We tiptoed down the pass, but even then, there were one or two sections with deep and slippy mud that had us convinced that we were going down! We both run Metzeler Karoo 3's and if we'd had anything with less tread, we were going to go either nowhere, or on our asses, or off the side of the mountain.... I'll happily live with the on road limitations of those tyres in return for the balance of grip we found we had on both hard packed roads and in the mud. When we needed them in that mud the fronts did grip and with gentle use of the throttle they gave us enough rear grip to make it down & back up safely. If there was one thing I learned from this trip, it was that a good tyre can make or break the trip depending on what conditions you encounter. If there's even a remote chance that the weather may turn foul, gear up accordingly, even if you don't end up using it. It is one thing to read that type of advice on a forum, quite another to experience it in foul weather...

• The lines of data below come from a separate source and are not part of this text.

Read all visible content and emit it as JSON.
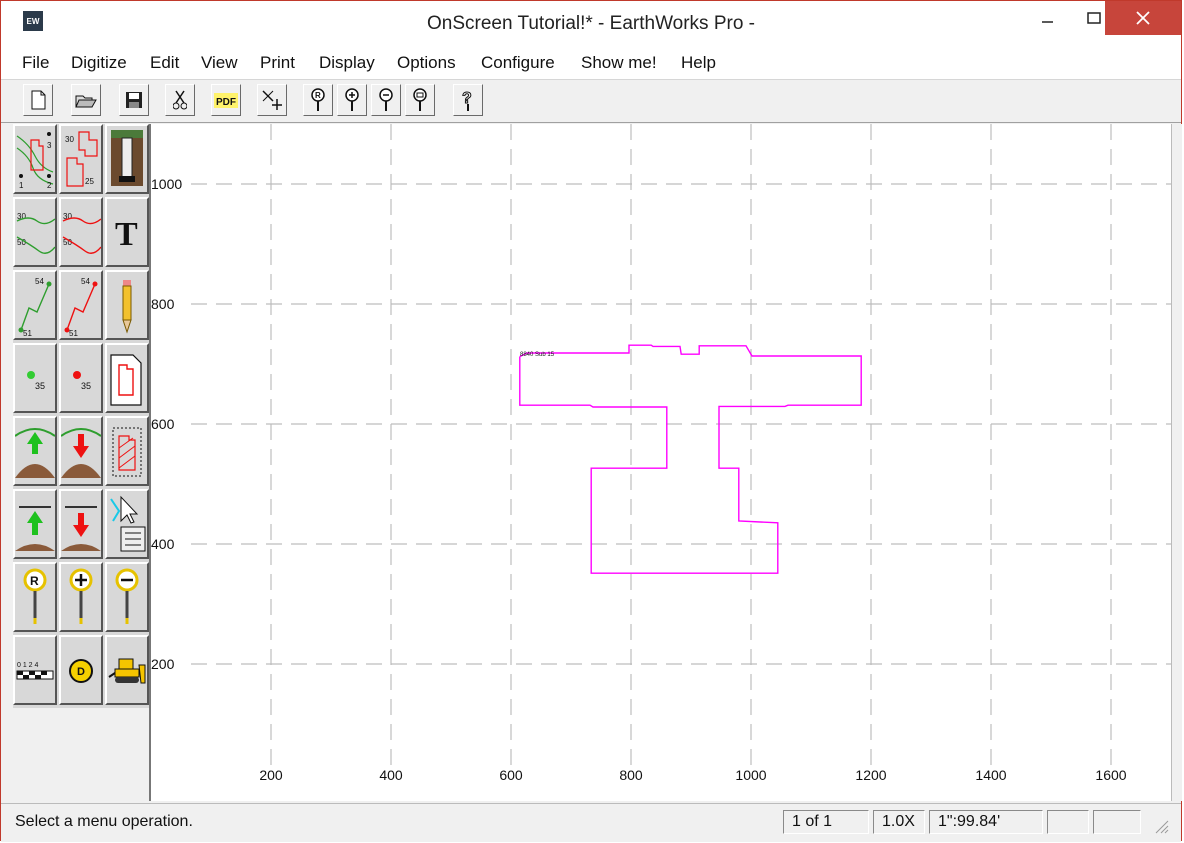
{
  "window": {
    "title": "OnScreen Tutorial!* - EarthWorks Pro -",
    "icon_label": "EW"
  },
  "menu": [
    "File",
    "Digitize",
    "Edit",
    "View",
    "Print",
    "Display",
    "Options",
    "Configure",
    "Show me!",
    "Help"
  ],
  "toolbar": {
    "icons": [
      "new-file-icon",
      "open-folder-icon",
      "save-disk-icon",
      "cut-scissors-icon",
      "pdf-icon",
      "crosshair-cursor-icon",
      "zoom-reset-icon",
      "zoom-in-icon",
      "zoom-out-icon",
      "zoom-window-icon",
      "help-question-icon"
    ],
    "pdf_label": "PDF"
  },
  "palette": {
    "icons": [
      "contour-outline-icon",
      "numbered-outline-icon",
      "borehole-icon",
      "existing-contour-icon",
      "proposed-contour-icon",
      "text-icon",
      "existing-spot-elevation-icon",
      "proposed-spot-elevation-icon",
      "pencil-icon",
      "existing-point-icon",
      "proposed-point-icon",
      "region-outline-icon",
      "fill-mound-icon",
      "cut-mound-icon",
      "hatched-region-icon",
      "raise-elevation-icon",
      "lower-elevation-icon",
      "select-pointer-icon",
      "reset-zoom-pin-icon",
      "zoom-in-pin-icon",
      "zoom-out-pin-icon",
      "scale-ruler-icon",
      "distance-tape-icon",
      "bulldozer-icon"
    ],
    "labels": {
      "outline_top": "3",
      "outline_bl": "1",
      "outline_br": "2",
      "num_top": "30",
      "num_bottom": "25",
      "contour_top": "30",
      "contour_bottom": "50",
      "spot_top": "54",
      "spot_bottom": "51",
      "point_value": "35",
      "text_glyph": "T",
      "scale_ticks": "0 1 2 4"
    }
  },
  "plot": {
    "y_ticks": [
      "1000",
      "800",
      "600",
      "400",
      "200"
    ],
    "x_ticks": [
      "200",
      "400",
      "600",
      "800",
      "1000",
      "1200",
      "1400",
      "1600"
    ],
    "polygon_label": "8840 Sub 15",
    "outline_color": "#ff00ff"
  },
  "chart_data": {
    "type": "scatter",
    "title": "",
    "xlabel": "",
    "ylabel": "",
    "xlim": [
      0,
      1670
    ],
    "ylim": [
      0,
      1100
    ],
    "grid": true,
    "x_ticks": [
      200,
      400,
      600,
      800,
      1000,
      1200,
      1400,
      1600
    ],
    "y_ticks": [
      200,
      400,
      600,
      800,
      1000
    ],
    "series": [
      {
        "name": "",
        "values": [
          [
            613,
            714
          ],
          [
            625,
            720
          ],
          [
            795,
            720
          ],
          [
            795,
            733
          ],
          [
            832,
            733
          ],
          [
            835,
            731
          ],
          [
            880,
            731
          ],
          [
            882,
            718
          ],
          [
            912,
            718
          ],
          [
            912,
            732
          ],
          [
            990,
            732
          ],
          [
            1000,
            715
          ],
          [
            1182,
            715
          ],
          [
            1182,
            633
          ],
          [
            1060,
            633
          ],
          [
            1055,
            631
          ],
          [
            945,
            631
          ],
          [
            945,
            528
          ],
          [
            978,
            528
          ],
          [
            978,
            440
          ],
          [
            1043,
            437
          ],
          [
            1043,
            353
          ],
          [
            732,
            353
          ],
          [
            732,
            528
          ],
          [
            858,
            528
          ],
          [
            858,
            630
          ],
          [
            735,
            630
          ],
          [
            730,
            633
          ],
          [
            613,
            633
          ],
          [
            613,
            714
          ]
        ]
      }
    ],
    "annotations": [
      {
        "text": "8840 Sub 15",
        "x": 620,
        "y": 718
      }
    ]
  },
  "status": {
    "message": "Select a menu operation.",
    "page": "1 of 1",
    "zoom": "1.0X",
    "scale": "1\":99.84'",
    "cell4": "",
    "cell5": ""
  }
}
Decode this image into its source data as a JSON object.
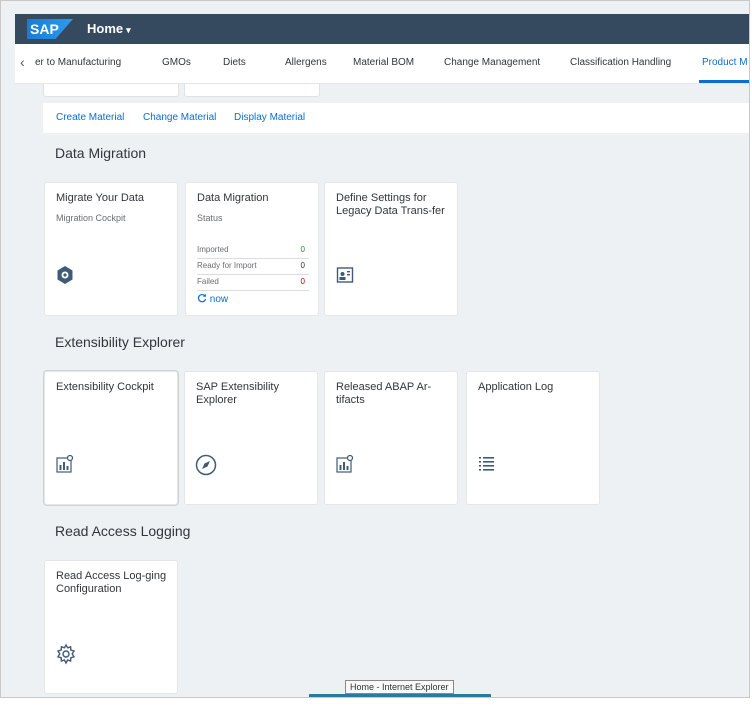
{
  "shell": {
    "logo": "SAP",
    "home_label": "Home",
    "caret": "▾"
  },
  "tabs": {
    "back": "‹",
    "items": [
      "er to Manufacturing",
      "GMOs",
      "Diets",
      "Allergens",
      "Material BOM",
      "Change Management",
      "Classification Handling",
      "Product M"
    ],
    "active_index": 7
  },
  "links": [
    "Create Material",
    "Change Material",
    "Display Material"
  ],
  "sections": {
    "data_migration": {
      "title": "Data Migration",
      "tiles": [
        {
          "title": "Migrate Your Data",
          "subtitle": "Migration Cockpit",
          "icon": "migration-icon"
        },
        {
          "title": "Data Migration",
          "subtitle": "Status",
          "rows": [
            {
              "label": "Imported",
              "value": "0",
              "color": "#2b7d2b"
            },
            {
              "label": "Ready for Import",
              "value": "0",
              "color": "#32363a"
            },
            {
              "label": "Failed",
              "value": "0",
              "color": "#bb0000"
            }
          ],
          "refresh": "now"
        },
        {
          "title": "Define Settings for Legacy Data Trans-fer",
          "icon": "contact-card-icon"
        }
      ]
    },
    "extensibility": {
      "title": "Extensibility Explorer",
      "tiles": [
        {
          "title": "Extensibility Cockpit",
          "icon": "bar-chart-search-icon"
        },
        {
          "title": "SAP Extensibility Explorer",
          "icon": "compass-icon"
        },
        {
          "title": "Released ABAP Ar-tifacts",
          "icon": "bar-chart-search-icon"
        },
        {
          "title": "Application Log",
          "icon": "list-icon"
        }
      ]
    },
    "read_access": {
      "title": "Read Access Logging",
      "tiles": [
        {
          "title": "Read Access Log-ging Configuration",
          "icon": "gear-icon"
        }
      ]
    }
  },
  "tooltip": "Home - Internet Explorer"
}
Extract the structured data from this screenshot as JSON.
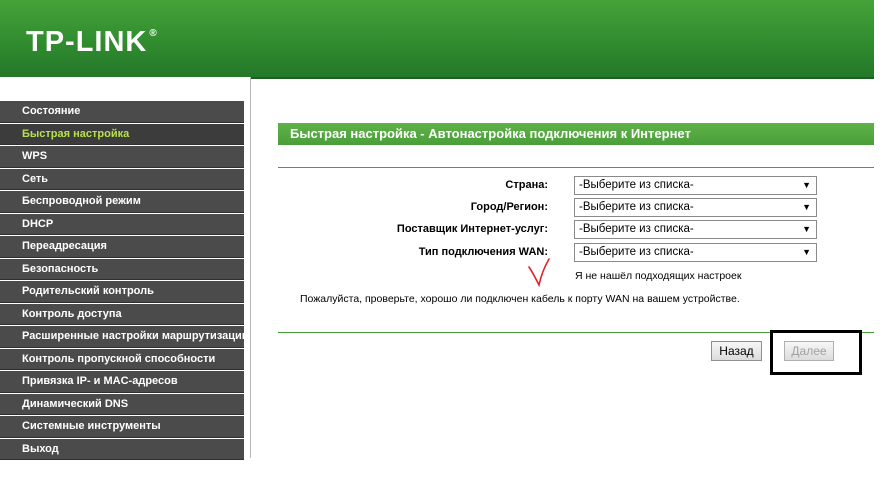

Time was against us though. Rather then run the 128km's to Maclear & back to fuel up, we decided to risk running back to Rhodes and to fill up on the way back home. Going up the pass was marginally easier now that we knew what the conditions were and soon were over the top and almost immediately on to dry, fast flowing roads. Great roads! Man, what a pleasure to have grip after all that mud!!! We got to Rhodes waay too quickly.

The beer and pizza in Rhodes were well earned!

Saturday saw us loaded up and heading back to Ladybrand. It had rained heavily the night before and the roads were a bit tricky to start with, but the views and the green fields and mountains were crisp and clear and spectacular! The trip up to Lundean's seemed to take no time at all. We were effectively retracing our route back and the roads were, if anything, even better after the rain. . Pretty soon we were back to the Telle river and crossing the bridge back to the Free State. What a blast, with the occasional mud splash thrown in!

We had decided to cut out a section of the dirt and run back to Hobhouse via Zastron on Tar. It was like having 140km's of root canal work.  :( Neither the KTM 690 nor the Tenere are ideal long distance cruisers but, of the two, I was happier to be on the Ten. Trav looked a bit grim on that 690....

We stopped for a break and to give our buzzing, aching rear ends a rest.. A fill up in Zastron and we were on our way again. I took the time to admire how Trav's bike had seemed to throw up just enough mud in just the right place. Hmmmmm..

From Hobhouse to Ladybrand was mostly back along the same flat fast roads we'd enjoyed on the way out and I swear that it was the same cattle in the same place that we came across?

Casa Romana  in Ladybrand was our final destination and, once again, that beer tasted pretty sweet. .

All in all we did 815Km's of riding. If I had to choose, I'd skip the sections up to, say, Zastron, and look for more riding in the Rhodes area. We'll try that next time. Pitseng Pass anyone?

As a novice rider I learned a lot. Always have someone with you, especially if you have a heavy bike. Lone riders either are crazy or deserve the utmost respect, or both. Carry everything, spares and tubes, and be prepared for changing conditions. That mist changed everything and we were lucky we had the right tyres and gear. I learned that my 660Z Tenere is a capable beast, but requires a firm hand. Trav's KTM is an awesome machine, as long as you don't mind the "tupperware" look and rain in the gauges. What a machine in the dirt though. Long range tanks are a must, especially if you are in remote areas with no fuel stops. Tar sucks. Don't get white offroad boots  ;D

I hope this was of use to some of you. Here's a link to the video I posted on the Facebook site. https://www.youtube.com/watch?v=68nJRyQqZJU

Cheers

Hi Stephen,

This is a great report. 

I found it searching for info on a similar trip we planning for October this year (2021)

Thanks for sharing.

Rob
 

Offline Slim Jim

Re: Ladybrand to Rhodes and back...
« Reply #11 on: September 08, 2021, 07:14:26 am »
Awsome report and vidio , I have done the loop around Lesuto  four times Same track and  3 times with mates and once solo.It's a good 4 to 5 day trip tenting . :thumleft: